* _ENTRIES SUPPLIED_:
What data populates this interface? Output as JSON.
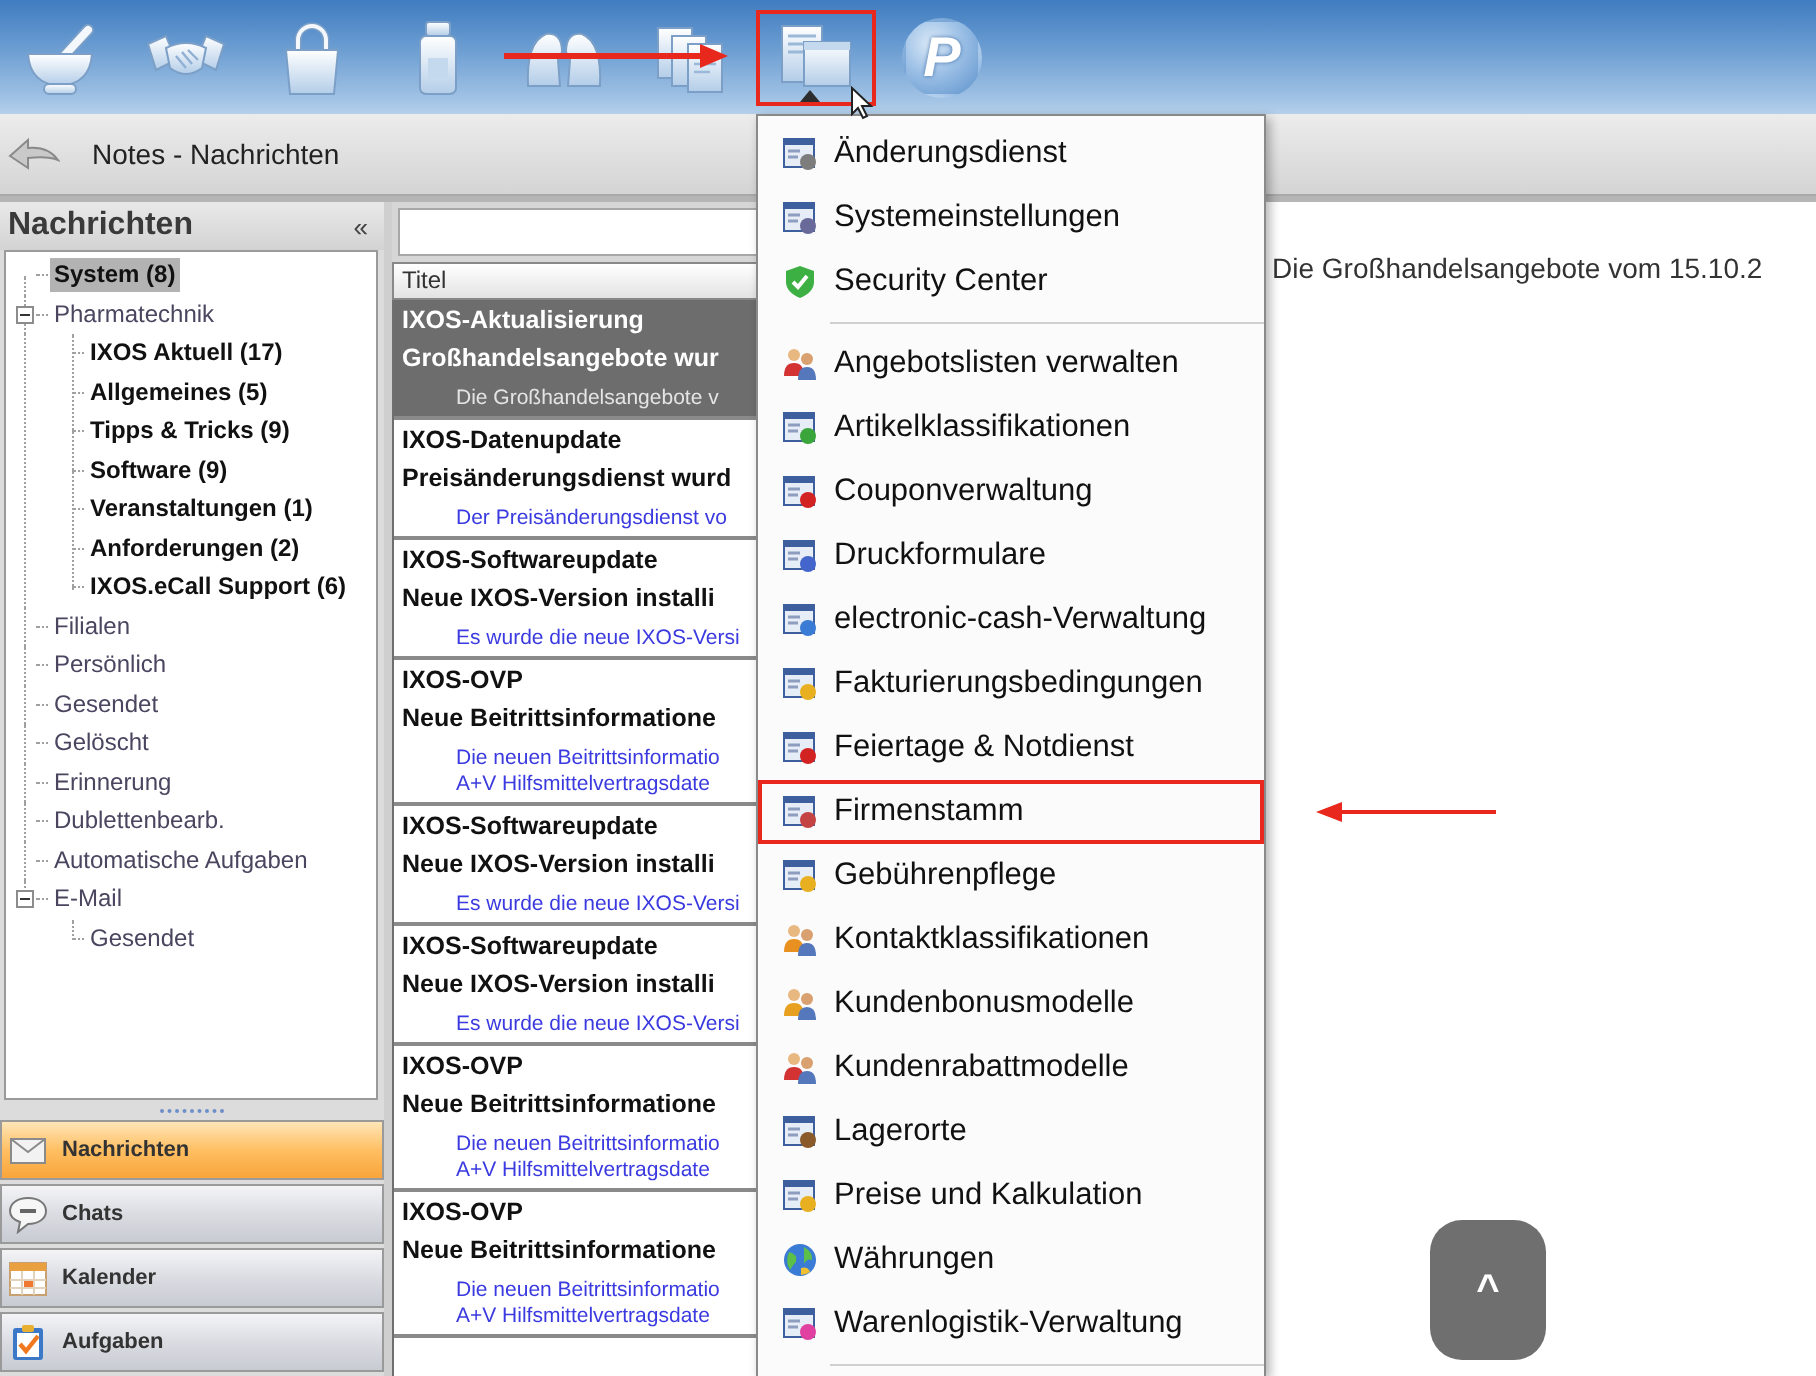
{
  "toolbar": {
    "items": [
      {
        "annotated": false,
        "open": false
      },
      {
        "annotated": false,
        "open": false
      },
      {
        "annotated": false,
        "open": false
      },
      {
        "annotated": false,
        "open": false
      },
      {
        "annotated": false,
        "open": false
      },
      {
        "annotated": false,
        "open": false
      },
      {
        "annotated": true,
        "open": true
      },
      {
        "glyph": "P",
        "annotated": false,
        "open": false
      }
    ]
  },
  "header": {
    "title": "Notes - Nachrichten"
  },
  "sidebar": {
    "title": "Nachrichten",
    "collapse_glyph": "«",
    "tree": [
      {
        "label": "System (8)",
        "unread": true,
        "selected": true
      },
      {
        "label": "Pharmatechnik",
        "unread": false,
        "selected": false,
        "expanded": true,
        "children": [
          {
            "label": "IXOS Aktuell (17)",
            "unread": true,
            "selected": false
          },
          {
            "label": "Allgemeines (5)",
            "unread": true,
            "selected": false
          },
          {
            "label": "Tipps & Tricks (9)",
            "unread": true,
            "selected": false
          },
          {
            "label": "Software (9)",
            "unread": true,
            "selected": false
          },
          {
            "label": "Veranstaltungen (1)",
            "unread": true,
            "selected": false
          },
          {
            "label": "Anforderungen (2)",
            "unread": true,
            "selected": false
          },
          {
            "label": "IXOS.eCall Support (6)",
            "unread": true,
            "selected": false
          }
        ]
      },
      {
        "label": "Filialen",
        "unread": false,
        "selected": false
      },
      {
        "label": "Persönlich",
        "unread": false,
        "selected": false
      },
      {
        "label": "Gesendet",
        "unread": false,
        "selected": false
      },
      {
        "label": "Gelöscht",
        "unread": false,
        "selected": false
      },
      {
        "label": "Erinnerung",
        "unread": false,
        "selected": false
      },
      {
        "label": "Dublettenbearb.",
        "unread": false,
        "selected": false
      },
      {
        "label": "Automatische Aufgaben",
        "unread": false,
        "selected": false
      },
      {
        "label": "E-Mail",
        "unread": false,
        "selected": false,
        "expanded": true,
        "children": [
          {
            "label": "Gesendet",
            "unread": false,
            "selected": false
          }
        ]
      }
    ],
    "nav": [
      {
        "label": "Nachrichten",
        "selected": true
      },
      {
        "label": "Chats",
        "selected": false
      },
      {
        "label": "Kalender",
        "selected": false
      },
      {
        "label": "Aufgaben",
        "selected": false
      }
    ]
  },
  "message_list": {
    "column": "Titel",
    "rows": [
      {
        "title": "IXOS-Aktualisierung",
        "subject": "Großhandelsangebote wur",
        "preview": [
          "Die Großhandelsangebote v"
        ],
        "selected": true
      },
      {
        "title": "IXOS-Datenupdate",
        "subject": "Preisänderungsdienst wurd",
        "preview": [
          "Der Preisänderungsdienst vo"
        ],
        "selected": false
      },
      {
        "title": "IXOS-Softwareupdate",
        "subject": "Neue IXOS-Version installi",
        "preview": [
          "Es wurde die neue IXOS-Versi"
        ],
        "selected": false
      },
      {
        "title": "IXOS-OVP",
        "subject": "Neue Beitrittsinformatione",
        "preview": [
          "Die neuen Beitrittsinformatio",
          "A+V Hilfsmittelvertragsdate"
        ],
        "selected": false
      },
      {
        "title": "IXOS-Softwareupdate",
        "subject": "Neue IXOS-Version installi",
        "preview": [
          "Es wurde die neue IXOS-Versi"
        ],
        "selected": false
      },
      {
        "title": "IXOS-Softwareupdate",
        "subject": "Neue IXOS-Version installi",
        "preview": [
          "Es wurde die neue IXOS-Versi"
        ],
        "selected": false
      },
      {
        "title": "IXOS-OVP",
        "subject": "Neue Beitrittsinformatione",
        "preview": [
          "Die neuen Beitrittsinformatio",
          "A+V Hilfsmittelvertragsdate"
        ],
        "selected": false
      },
      {
        "title": "IXOS-OVP",
        "subject": "Neue Beitrittsinformatione",
        "preview": [
          "Die neuen Beitrittsinformatio",
          "A+V Hilfsmittelvertragsdate"
        ],
        "selected": false
      }
    ]
  },
  "preview": {
    "text": "Die Großhandelsangebote vom 15.10.2"
  },
  "dropdown_menu": {
    "groups": [
      [
        {
          "label": "Änderungsdienst",
          "annotated": false
        },
        {
          "label": "Systemeinstellungen",
          "annotated": false
        },
        {
          "label": "Security Center",
          "annotated": false
        }
      ],
      [
        {
          "label": "Angebotslisten verwalten",
          "annotated": false
        },
        {
          "label": "Artikelklassifikationen",
          "annotated": false
        },
        {
          "label": "Couponverwaltung",
          "annotated": false
        },
        {
          "label": "Druckformulare",
          "annotated": false
        },
        {
          "label": "electronic-cash-Verwaltung",
          "annotated": false
        },
        {
          "label": "Fakturierungsbedingungen",
          "annotated": false
        },
        {
          "label": "Feiertage & Notdienst",
          "annotated": false
        },
        {
          "label": "Firmenstamm",
          "annotated": true
        },
        {
          "label": "Gebührenpflege",
          "annotated": false
        },
        {
          "label": "Kontaktklassifikationen",
          "annotated": false
        },
        {
          "label": "Kundenbonusmodelle",
          "annotated": false
        },
        {
          "label": "Kundenrabattmodelle",
          "annotated": false
        },
        {
          "label": "Lagerorte",
          "annotated": false
        },
        {
          "label": "Preise und Kalkulation",
          "annotated": false
        },
        {
          "label": "Währungen",
          "annotated": false
        },
        {
          "label": "Warenlogistik-Verwaltung",
          "annotated": false
        }
      ]
    ]
  },
  "scroll_top_button": {
    "label": "^"
  }
}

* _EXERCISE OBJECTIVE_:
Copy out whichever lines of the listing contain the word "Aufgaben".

* _SOLUTION FOR THIS PROBLEM_:
        "label": "Automatische Aufgaben",
        "label": "Aufgaben",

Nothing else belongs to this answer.